ASSIGNMENT >> Examine the data line by line and report how many lines include the word "Prerelease", with no additional output.

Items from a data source
□ □ □
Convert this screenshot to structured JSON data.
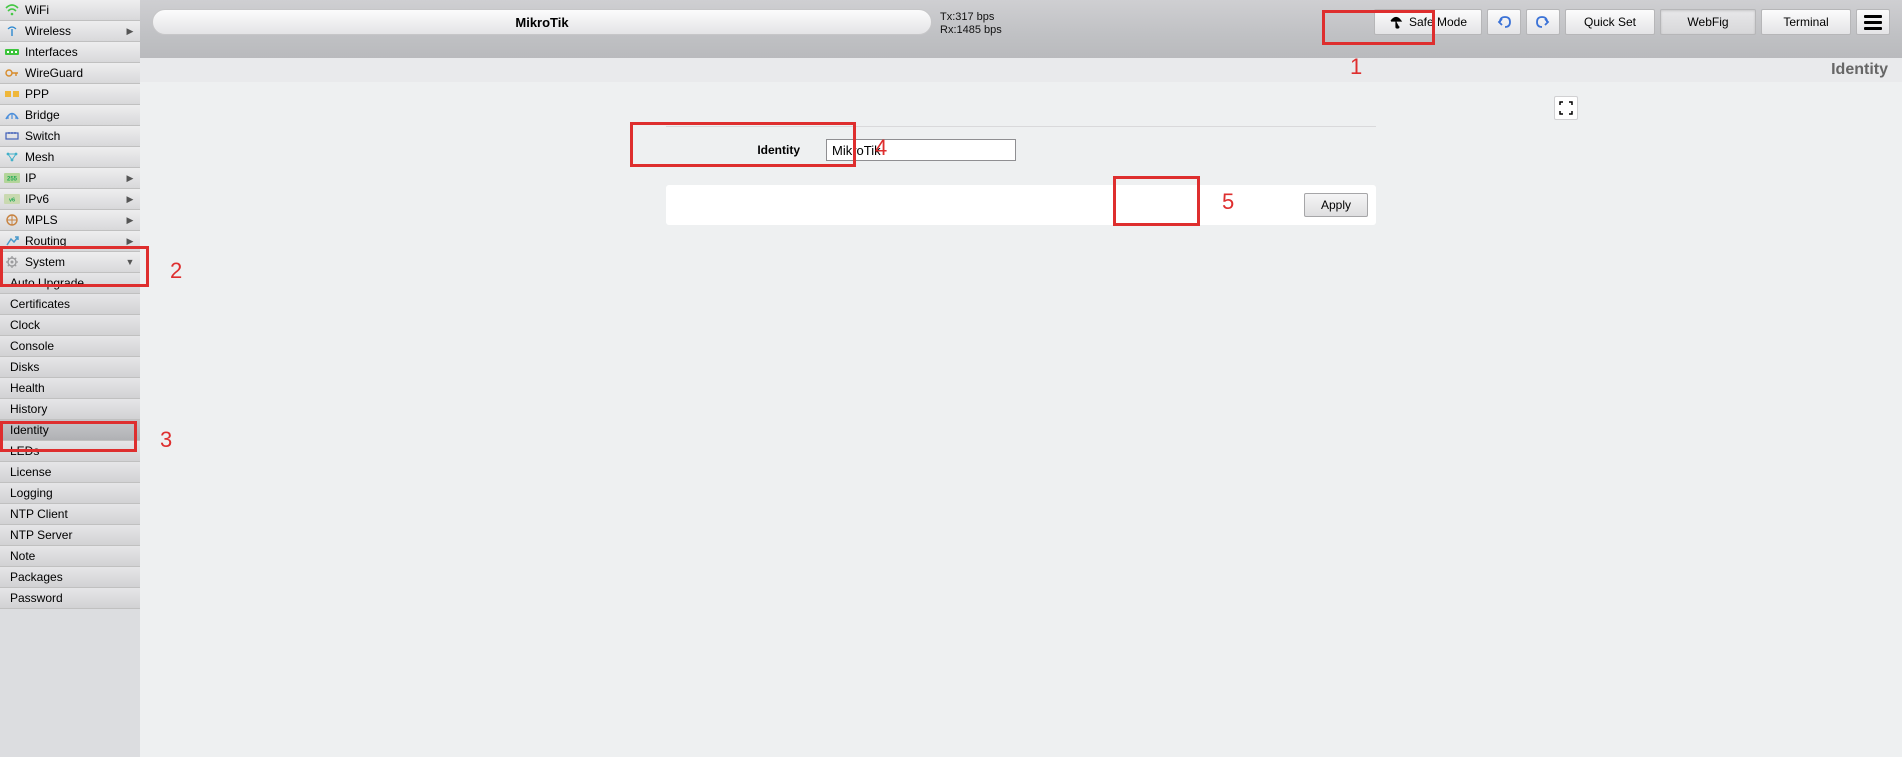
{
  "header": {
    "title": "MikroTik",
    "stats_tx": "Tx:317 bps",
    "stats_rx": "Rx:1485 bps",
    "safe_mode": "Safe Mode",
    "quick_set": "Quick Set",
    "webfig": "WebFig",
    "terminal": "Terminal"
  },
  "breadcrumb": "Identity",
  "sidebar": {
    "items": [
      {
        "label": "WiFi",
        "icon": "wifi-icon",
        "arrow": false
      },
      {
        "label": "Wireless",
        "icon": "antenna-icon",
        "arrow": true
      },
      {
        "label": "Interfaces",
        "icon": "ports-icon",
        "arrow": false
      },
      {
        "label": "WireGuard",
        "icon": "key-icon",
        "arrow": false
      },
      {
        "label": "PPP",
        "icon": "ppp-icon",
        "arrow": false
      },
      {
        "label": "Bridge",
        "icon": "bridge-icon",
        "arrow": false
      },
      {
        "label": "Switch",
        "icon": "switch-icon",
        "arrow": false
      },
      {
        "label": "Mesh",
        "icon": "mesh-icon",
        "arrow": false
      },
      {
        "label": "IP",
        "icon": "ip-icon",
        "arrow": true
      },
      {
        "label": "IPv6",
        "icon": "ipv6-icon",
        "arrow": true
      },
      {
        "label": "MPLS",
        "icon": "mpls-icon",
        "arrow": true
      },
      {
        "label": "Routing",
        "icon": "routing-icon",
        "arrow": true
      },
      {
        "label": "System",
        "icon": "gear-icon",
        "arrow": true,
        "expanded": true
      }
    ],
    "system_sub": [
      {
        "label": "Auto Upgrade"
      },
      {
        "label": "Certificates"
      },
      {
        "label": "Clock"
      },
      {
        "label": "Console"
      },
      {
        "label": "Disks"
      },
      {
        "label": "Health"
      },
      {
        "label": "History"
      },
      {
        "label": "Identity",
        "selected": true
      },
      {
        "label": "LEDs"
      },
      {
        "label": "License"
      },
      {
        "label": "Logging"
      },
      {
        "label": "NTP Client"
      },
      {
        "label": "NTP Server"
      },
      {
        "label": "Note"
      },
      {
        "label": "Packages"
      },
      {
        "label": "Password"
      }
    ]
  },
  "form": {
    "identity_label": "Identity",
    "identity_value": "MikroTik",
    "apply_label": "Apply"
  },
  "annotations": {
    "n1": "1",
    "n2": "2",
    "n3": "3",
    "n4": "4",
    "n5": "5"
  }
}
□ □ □
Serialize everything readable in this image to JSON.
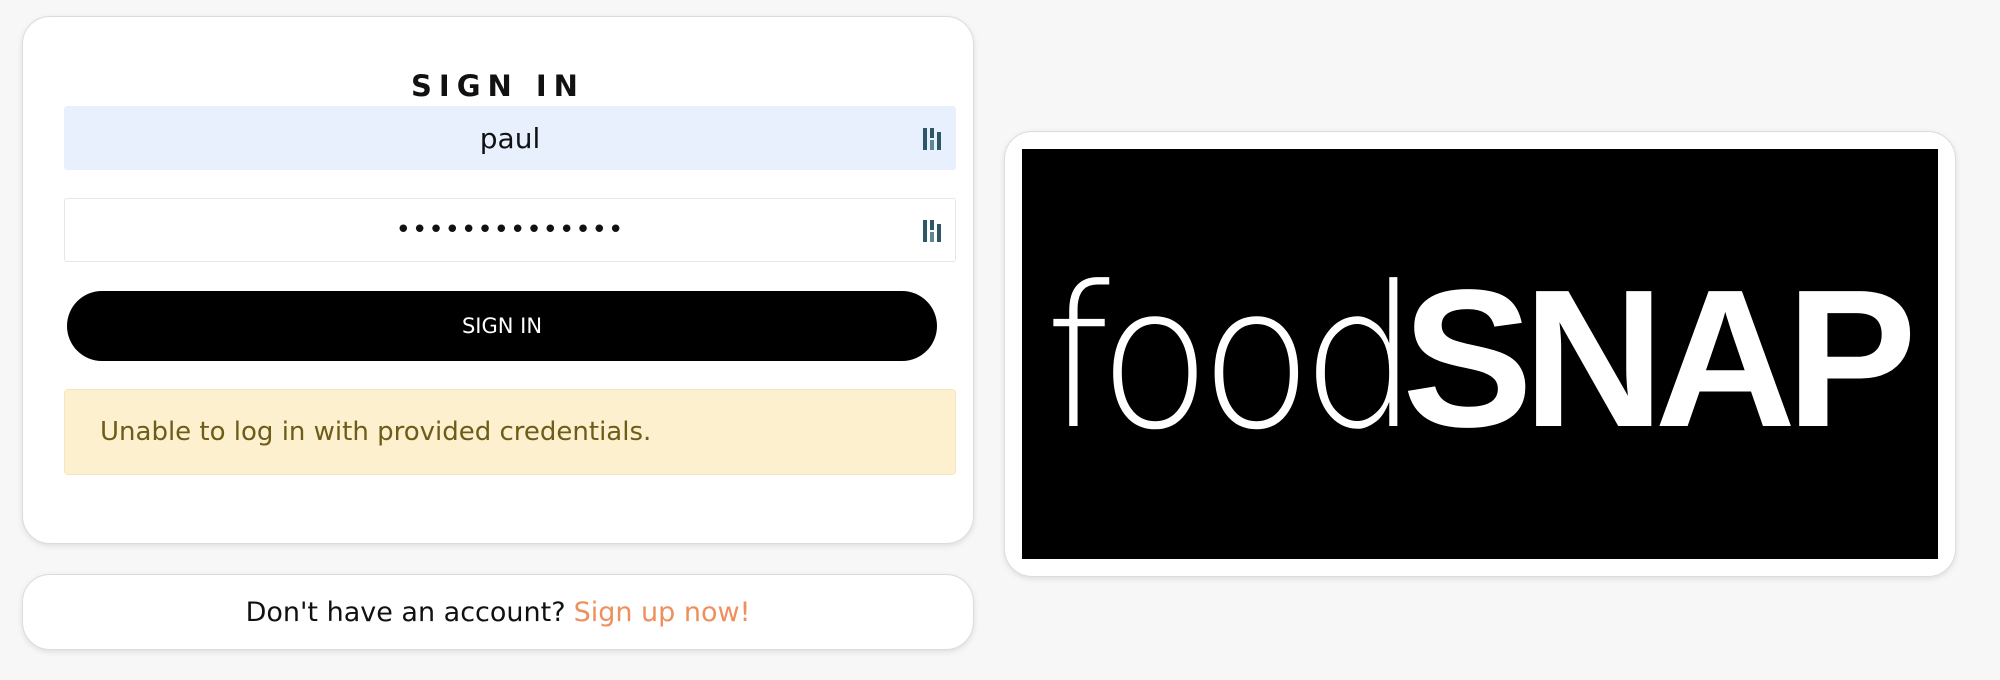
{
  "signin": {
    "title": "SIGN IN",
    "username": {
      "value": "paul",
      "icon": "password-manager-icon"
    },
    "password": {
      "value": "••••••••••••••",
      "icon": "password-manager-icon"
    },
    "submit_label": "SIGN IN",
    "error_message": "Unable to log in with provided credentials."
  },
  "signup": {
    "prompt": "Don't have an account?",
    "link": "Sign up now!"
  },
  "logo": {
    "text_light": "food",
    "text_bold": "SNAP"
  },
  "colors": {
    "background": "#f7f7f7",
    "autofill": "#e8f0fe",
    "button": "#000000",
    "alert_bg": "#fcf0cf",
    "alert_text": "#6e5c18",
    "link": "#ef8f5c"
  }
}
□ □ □
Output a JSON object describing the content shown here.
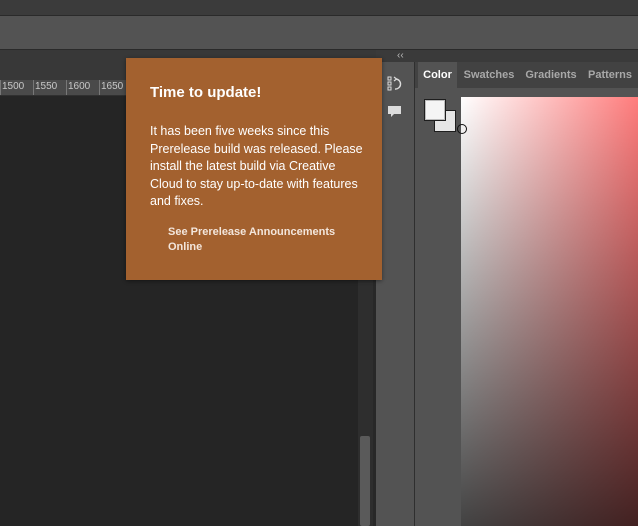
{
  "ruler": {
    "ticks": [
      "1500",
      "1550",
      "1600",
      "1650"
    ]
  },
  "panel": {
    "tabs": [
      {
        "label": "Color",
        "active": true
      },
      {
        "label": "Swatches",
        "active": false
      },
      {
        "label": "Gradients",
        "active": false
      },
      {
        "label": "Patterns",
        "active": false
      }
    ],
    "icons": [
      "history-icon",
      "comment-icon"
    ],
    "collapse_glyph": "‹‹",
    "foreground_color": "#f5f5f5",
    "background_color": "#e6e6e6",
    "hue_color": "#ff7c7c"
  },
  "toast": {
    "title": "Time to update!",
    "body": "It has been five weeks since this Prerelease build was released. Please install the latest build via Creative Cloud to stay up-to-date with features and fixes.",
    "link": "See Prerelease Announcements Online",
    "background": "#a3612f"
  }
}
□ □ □
ANSWER TO THE EXERCISE >> 2